Responsibility and Blameworthiness for Implicit Bias.
Research on implicit bias has convinced us that we may be in possession of deep attitudes that affect our behaviour in disturbing ways. Philosophers have mostly agreed that although we should do what we can to change such attitudes, we cannot be directly responsible for them. I dispute that claim in this paper. I show that the most plausible account of responsibility allows that we are directly responsible for implicit biases, even when we are completely ignorant of them.
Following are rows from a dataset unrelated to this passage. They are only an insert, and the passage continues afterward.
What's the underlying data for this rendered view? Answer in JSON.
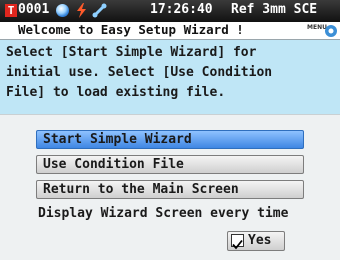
{
  "status_bar": {
    "counter": "0001",
    "clock": "17:26:40",
    "mode": "Ref 3mm SCE",
    "icons": [
      "target-icon",
      "sphere-icon",
      "battery-charge-icon",
      "connection-icon"
    ]
  },
  "title_bar": {
    "title": "Welcome to Easy Setup Wizard !",
    "menu_label": "MENU"
  },
  "message": {
    "text": "Select [Start Simple Wizard] for\ninitial use. Select [Use Condition\nFile] to load existing file."
  },
  "buttons": {
    "start_wizard": "Start Simple Wizard",
    "use_condition_file": "Use Condition File",
    "return_main": "Return to the Main Screen"
  },
  "display_option": {
    "label": "Display Wizard Screen every time",
    "value_label": "Yes",
    "checked": true
  },
  "colors": {
    "status_bg": "#111111",
    "message_bg": "#bfe6f6",
    "active_button": "#3f86e3",
    "accent_red": "#e0261e"
  }
}
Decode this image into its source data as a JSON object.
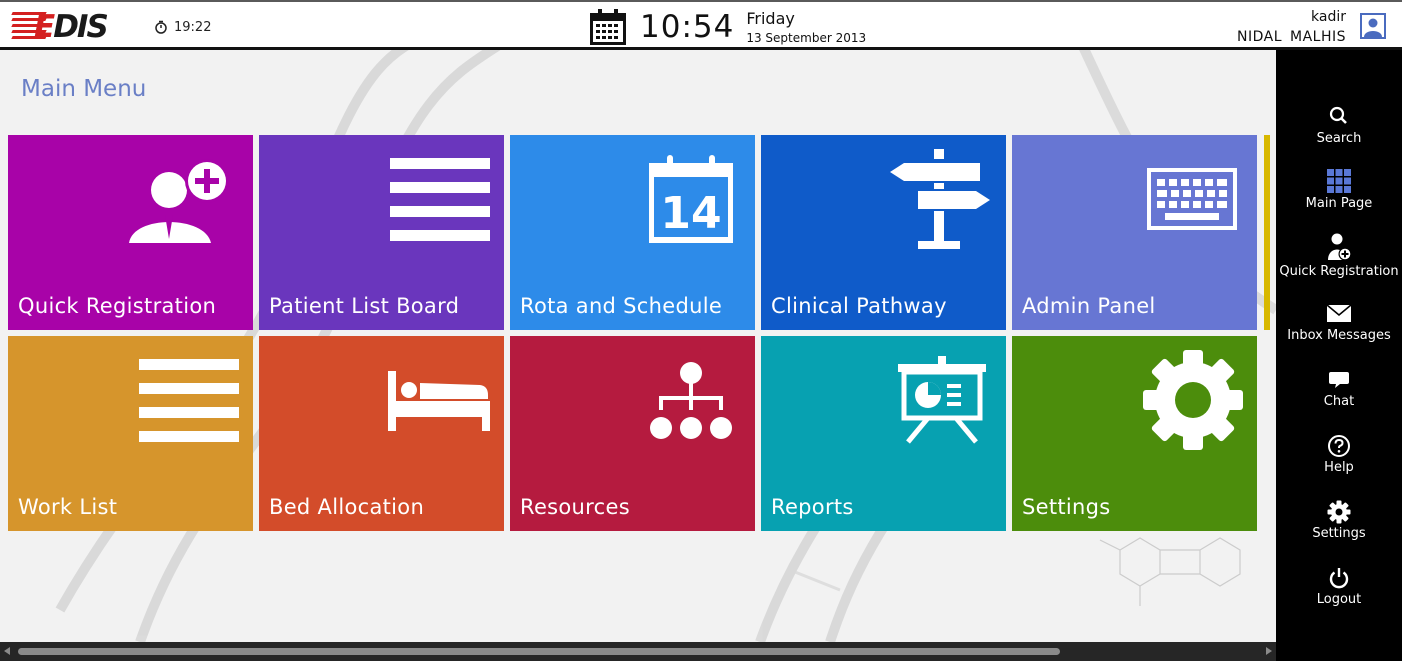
{
  "header": {
    "logo_text": "EDIS",
    "session_time": "19:22",
    "clock": {
      "time": "10:54",
      "day": "Friday",
      "date": "13 September 2013"
    },
    "user": {
      "username": "kadir",
      "full_name": "NIDAL  MALHIS"
    }
  },
  "main": {
    "title": "Main Menu",
    "tiles": [
      {
        "label": "Quick Registration",
        "color": "#a803a8",
        "icon": "add-user-icon"
      },
      {
        "label": "Patient List Board",
        "color": "#6a36bd",
        "icon": "list-icon"
      },
      {
        "label": "Rota and Schedule",
        "color": "#2d8be9",
        "icon": "calendar-icon",
        "icon_text": "14"
      },
      {
        "label": "Clinical Pathway",
        "color": "#0f5bc9",
        "icon": "signpost-icon"
      },
      {
        "label": "Admin Panel",
        "color": "#6776d3",
        "icon": "keyboard-icon"
      },
      {
        "label": "Work List",
        "color": "#d6952c",
        "icon": "list-icon"
      },
      {
        "label": "Bed Allocation",
        "color": "#d34c2a",
        "icon": "bed-icon"
      },
      {
        "label": "Resources",
        "color": "#b51b3f",
        "icon": "hierarchy-icon"
      },
      {
        "label": "Reports",
        "color": "#07a1b1",
        "icon": "presentation-icon"
      },
      {
        "label": "Settings",
        "color": "#4c8d0c",
        "icon": "gear-icon"
      }
    ]
  },
  "sidebar": {
    "items": [
      {
        "label": "Search",
        "icon": "search-icon"
      },
      {
        "label": "Main Page",
        "icon": "grid-icon"
      },
      {
        "label": "Quick Registration",
        "icon": "add-user-icon"
      },
      {
        "label": "Inbox Messages",
        "icon": "envelope-icon"
      },
      {
        "label": "Chat",
        "icon": "chat-icon"
      },
      {
        "label": "Help",
        "icon": "help-icon"
      },
      {
        "label": "Settings",
        "icon": "gear-icon"
      },
      {
        "label": "Logout",
        "icon": "power-icon"
      }
    ]
  },
  "colors": {
    "accent": "#6a7fc6",
    "sidebar_bg": "#000000",
    "scroll_hint": "#d8b800"
  }
}
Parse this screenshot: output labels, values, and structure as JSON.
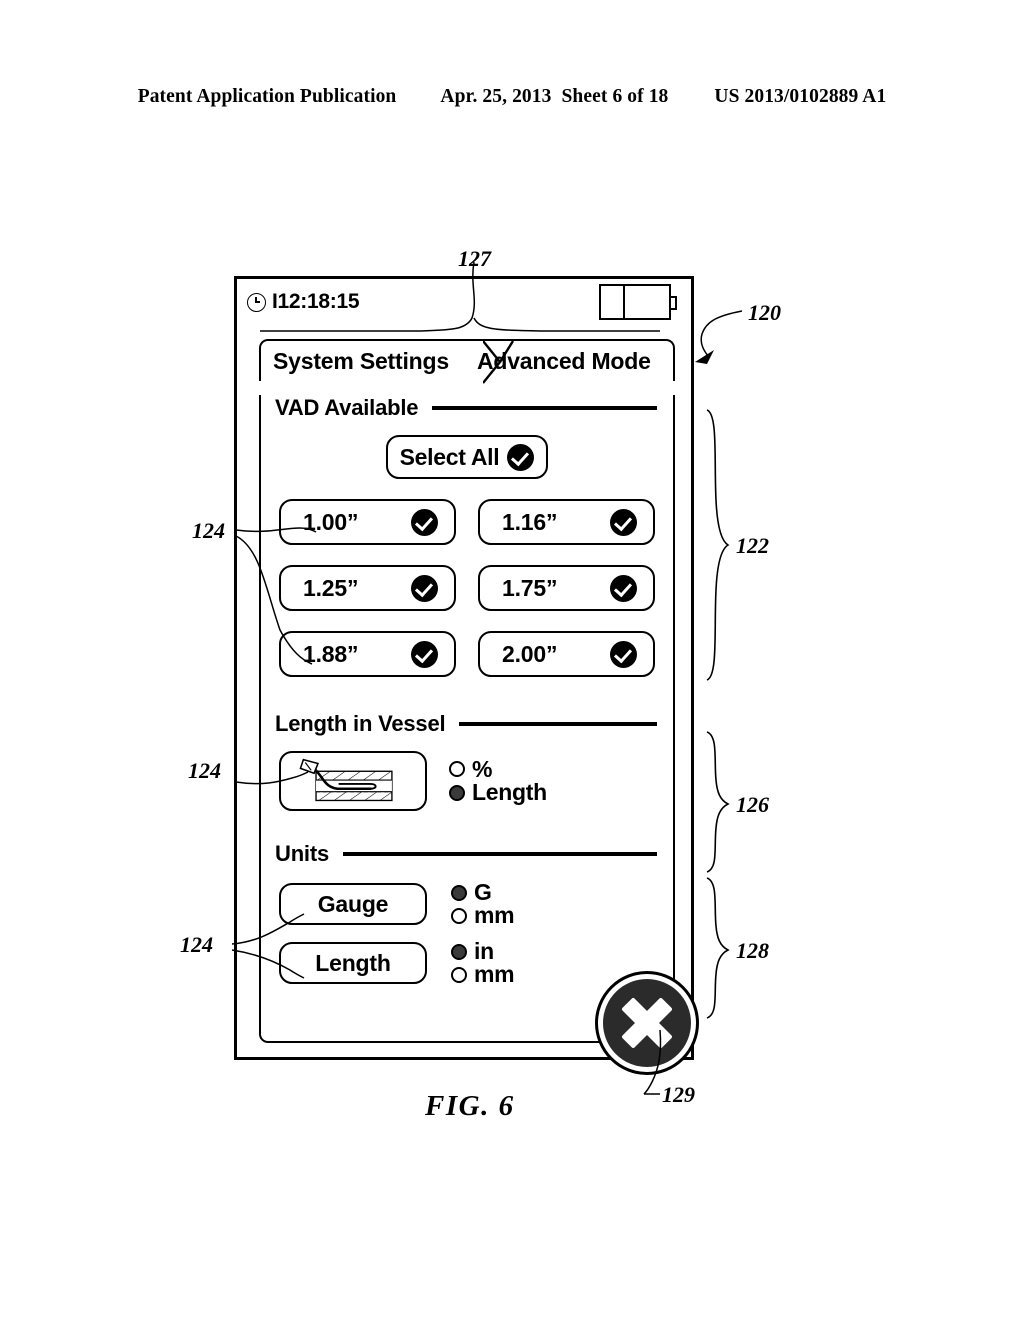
{
  "publication_header": {
    "publication": "Patent Application Publication",
    "date": "Apr. 25, 2013",
    "sheet": "Sheet 6 of 18",
    "number": "US 2013/0102889 A1"
  },
  "figure": {
    "caption": "FIG. 6"
  },
  "device": {
    "status_bar": {
      "clock_icon": "clock-icon",
      "time": "I12:18:15",
      "battery_icon": "battery-icon"
    },
    "tabs": [
      {
        "label": "System Settings",
        "active": true
      },
      {
        "label": "Advanced Mode",
        "active": false
      }
    ],
    "sections": {
      "vad": {
        "title": "VAD Available",
        "select_all": {
          "label": "Select All",
          "icon": "check-badge-icon",
          "checked": true
        },
        "options": [
          {
            "label": "1.00”",
            "checked": true
          },
          {
            "label": "1.16”",
            "checked": true
          },
          {
            "label": "1.25”",
            "checked": true
          },
          {
            "label": "1.75”",
            "checked": true
          },
          {
            "label": "1.88”",
            "checked": true
          },
          {
            "label": "2.00”",
            "checked": true
          }
        ]
      },
      "length_in_vessel": {
        "title": "Length in Vessel",
        "preview_icon": "vessel-catheter-icon",
        "radios": [
          {
            "label": "%",
            "selected": false
          },
          {
            "label": "Length",
            "selected": true
          }
        ]
      },
      "units": {
        "title": "Units",
        "rows": [
          {
            "button_label": "Gauge",
            "radios": [
              {
                "label": "G",
                "selected": true
              },
              {
                "label": "mm",
                "selected": false
              }
            ]
          },
          {
            "button_label": "Length",
            "radios": [
              {
                "label": "in",
                "selected": true
              },
              {
                "label": "mm",
                "selected": false
              }
            ]
          }
        ]
      }
    },
    "close_button": {
      "icon": "close-x-icon"
    }
  },
  "reference_numerals": {
    "device": "120",
    "vad_section": "122",
    "button": "124",
    "button_alt": "124",
    "button_alt2": "124",
    "length_section": "126",
    "status_bar": "127",
    "units_section": "128",
    "close_button": "129"
  }
}
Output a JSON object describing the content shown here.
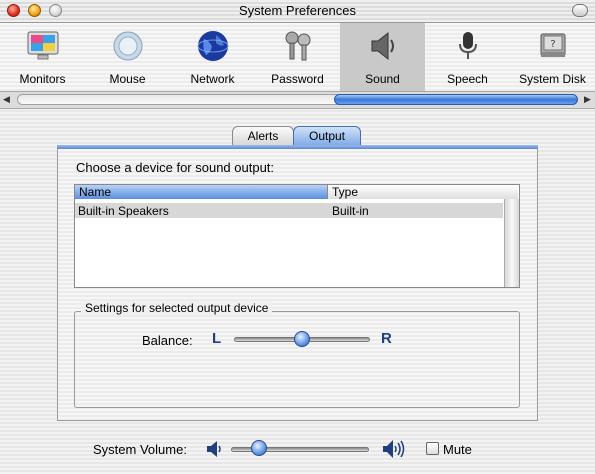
{
  "window": {
    "title": "System Preferences"
  },
  "toolbar": {
    "items": [
      {
        "label": "Monitors",
        "icon": "monitor-icon"
      },
      {
        "label": "Mouse",
        "icon": "mouse-icon"
      },
      {
        "label": "Network",
        "icon": "globe-icon"
      },
      {
        "label": "Password",
        "icon": "keys-icon"
      },
      {
        "label": "Sound",
        "icon": "speaker-icon",
        "selected": true
      },
      {
        "label": "Speech",
        "icon": "microphone-icon"
      },
      {
        "label": "System Disk",
        "icon": "disk-icon"
      }
    ]
  },
  "tabs": [
    {
      "label": "Alerts",
      "selected": false
    },
    {
      "label": "Output",
      "selected": true
    }
  ],
  "output": {
    "choose_label": "Choose a device for sound output:",
    "columns": [
      "Name",
      "Type"
    ],
    "rows": [
      {
        "name": "Built-in Speakers",
        "type": "Built-in"
      }
    ],
    "settings_label": "Settings for selected output device",
    "balance_label": "Balance:",
    "balance_left": "L",
    "balance_right": "R",
    "balance_value": 0.5
  },
  "volume": {
    "label": "System Volume:",
    "value": 0.2,
    "mute_label": "Mute",
    "muted": false
  },
  "colors": {
    "accent": "#5a8ede",
    "selection": "#d7d7d7"
  }
}
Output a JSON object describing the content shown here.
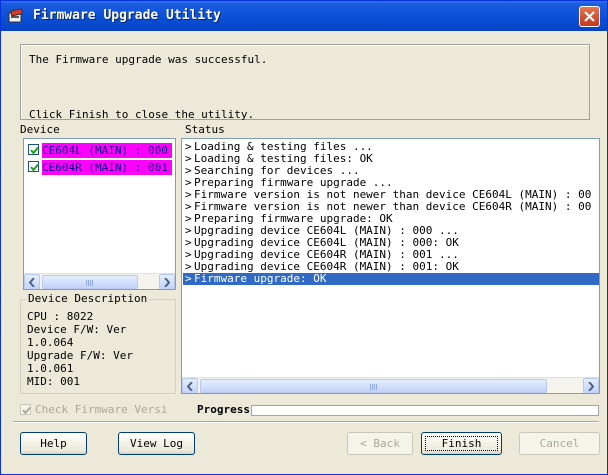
{
  "window": {
    "title": "Firmware Upgrade Utility",
    "icons": {
      "app": "app-icon",
      "close": "close-icon"
    },
    "colors": {
      "titlebar": "#0a4fd6",
      "selection": "#316ac5",
      "device_highlight": "#ff00ff",
      "progress": "#2ea3f2"
    }
  },
  "message": {
    "line1": "The Firmware upgrade was successful.",
    "line2": "Click Finish to close the utility."
  },
  "device": {
    "header": "Device",
    "items": [
      {
        "label": "CE604L (MAIN) : 000",
        "checked": true
      },
      {
        "label": "CE604R (MAIN) : 001",
        "checked": true
      }
    ],
    "description": {
      "title": "Device Description",
      "lines": [
        "CPU : 8022",
        "Device F/W: Ver",
        "1.0.064",
        "Upgrade F/W: Ver",
        "1.0.061",
        "MID: 001"
      ]
    }
  },
  "status": {
    "header": "Status",
    "lines": [
      "Loading & testing files ...",
      "Loading & testing files: OK",
      "Searching for devices ...",
      "Preparing firmware upgrade ...",
      "Firmware version is not newer than device CE604L (MAIN) : 00",
      "Firmware version is not newer than device CE604R (MAIN) : 00",
      "Preparing firmware upgrade: OK",
      "Upgrading device CE604L (MAIN) : 000 ...",
      "Upgrading device CE604L (MAIN) : 000: OK",
      "Upgrading device CE604R (MAIN) : 001 ...",
      "Upgrading device CE604R (MAIN) : 001: OK",
      "Firmware upgrade: OK"
    ],
    "selected_index": 11,
    "arrow": ">"
  },
  "footer": {
    "check_firmware_label": "Check Firmware Versi",
    "check_firmware_checked": true,
    "progress_label": "Progress.",
    "progress_fraction": 0.0
  },
  "buttons": {
    "help": "Help",
    "view_log": "View Log",
    "back": "< Back",
    "finish": "Finish",
    "cancel": "Cancel"
  }
}
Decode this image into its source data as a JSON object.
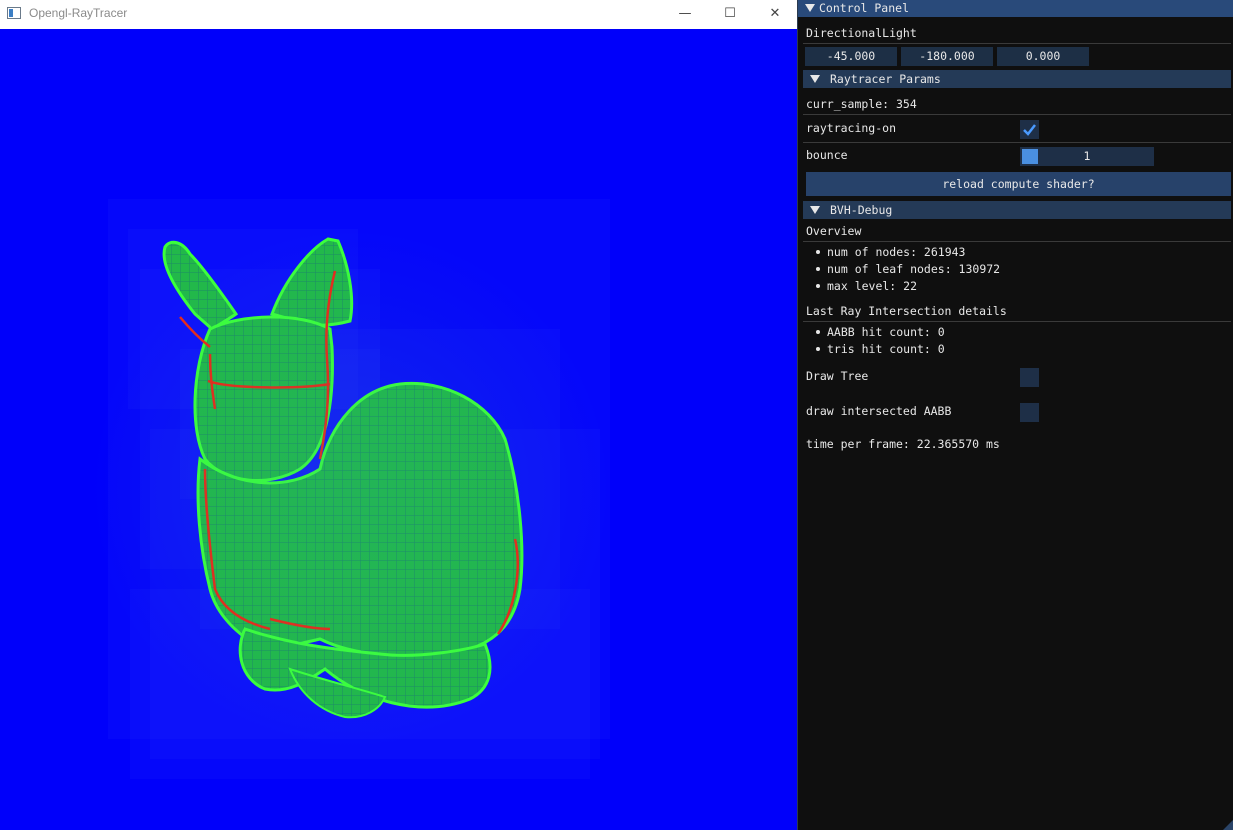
{
  "window": {
    "title": "Opengl-RayTracer",
    "minimize_glyph": "—",
    "maximize_glyph": "☐",
    "close_glyph": "✕"
  },
  "viewport": {
    "background_color": "#0000fa",
    "mesh_color": "#2fe02f",
    "edge_color": "#e82a1a"
  },
  "panel": {
    "title": "Control Panel",
    "directional_light": {
      "label": "DirectionalLight",
      "values": [
        "-45.000",
        "-180.000",
        "0.000"
      ]
    },
    "raytracer": {
      "header": "Raytracer Params",
      "curr_sample": "curr_sample: 354",
      "raytracing_label": "raytracing-on",
      "raytracing_checked": true,
      "bounce_label": "bounce",
      "bounce_value": "1",
      "reload_button": "reload compute shader?"
    },
    "bvh": {
      "header": "BVH-Debug",
      "overview_label": "Overview",
      "overview_items": [
        "num of nodes: 261943",
        "num of leaf nodes: 130972",
        "max level: 22"
      ],
      "intersection_label": "Last Ray Intersection details",
      "intersection_items": [
        "AABB hit count: 0",
        "tris hit count: 0"
      ],
      "draw_tree_label": "Draw Tree",
      "draw_tree_checked": false,
      "draw_aabb_label": "draw intersected AABB",
      "draw_aabb_checked": false,
      "time_per_frame": "time per frame: 22.365570 ms"
    }
  }
}
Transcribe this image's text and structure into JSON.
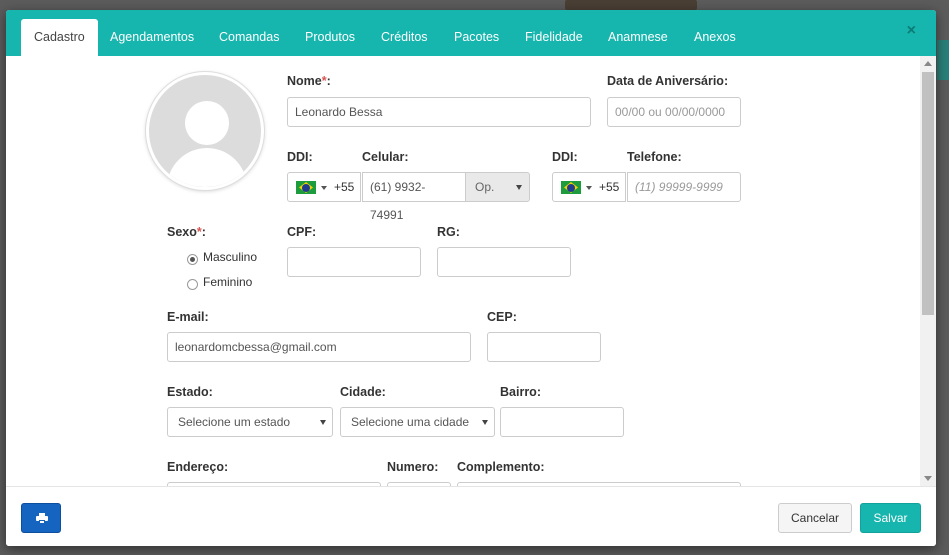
{
  "tabs": [
    "Cadastro",
    "Agendamentos",
    "Comandas",
    "Produtos",
    "Créditos",
    "Pacotes",
    "Fidelidade",
    "Anamnese",
    "Anexos"
  ],
  "close_label": "×",
  "form": {
    "nome": {
      "label": "Nome",
      "required_mark": "*",
      "colon": ":",
      "value": "Leonardo Bessa"
    },
    "aniversario": {
      "label": "Data de Aniversário:",
      "placeholder": "00/00 ou 00/00/0000"
    },
    "ddi1": {
      "label": "DDI:",
      "code": "+55"
    },
    "celular": {
      "label": "Celular:",
      "value": "(61) 9932-74991",
      "operator": "Op."
    },
    "ddi2": {
      "label": "DDI:",
      "code": "+55"
    },
    "telefone": {
      "label": "Telefone:",
      "placeholder": "(11) 99999-9999"
    },
    "sexo": {
      "label": "Sexo",
      "required_mark": "*",
      "colon": ":",
      "options": [
        "Masculino",
        "Feminino"
      ],
      "selected": "Masculino"
    },
    "cpf": {
      "label": "CPF:"
    },
    "rg": {
      "label": "RG:"
    },
    "email": {
      "label": "E-mail:",
      "value": "leonardomcbessa@gmail.com"
    },
    "cep": {
      "label": "CEP:"
    },
    "estado": {
      "label": "Estado:",
      "value": "Selecione um estado"
    },
    "cidade": {
      "label": "Cidade:",
      "value": "Selecione uma cidade"
    },
    "bairro": {
      "label": "Bairro:"
    },
    "endereco": {
      "label": "Endereço:"
    },
    "numero": {
      "label": "Numero:"
    },
    "complemento": {
      "label": "Complemento:"
    }
  },
  "footer": {
    "print_icon": "printer-icon",
    "cancel_label": "Cancelar",
    "save_label": "Salvar"
  },
  "colors": {
    "accent": "#16b5ad",
    "print_button": "#1565c0",
    "required": "#d9534f"
  }
}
I show that this does not translate directly to an account of blameworthiness, and argue that a more nuanced account of blameworthiness helps to alleviate the worries that have led philosophers to deny that we are responsible for our biases.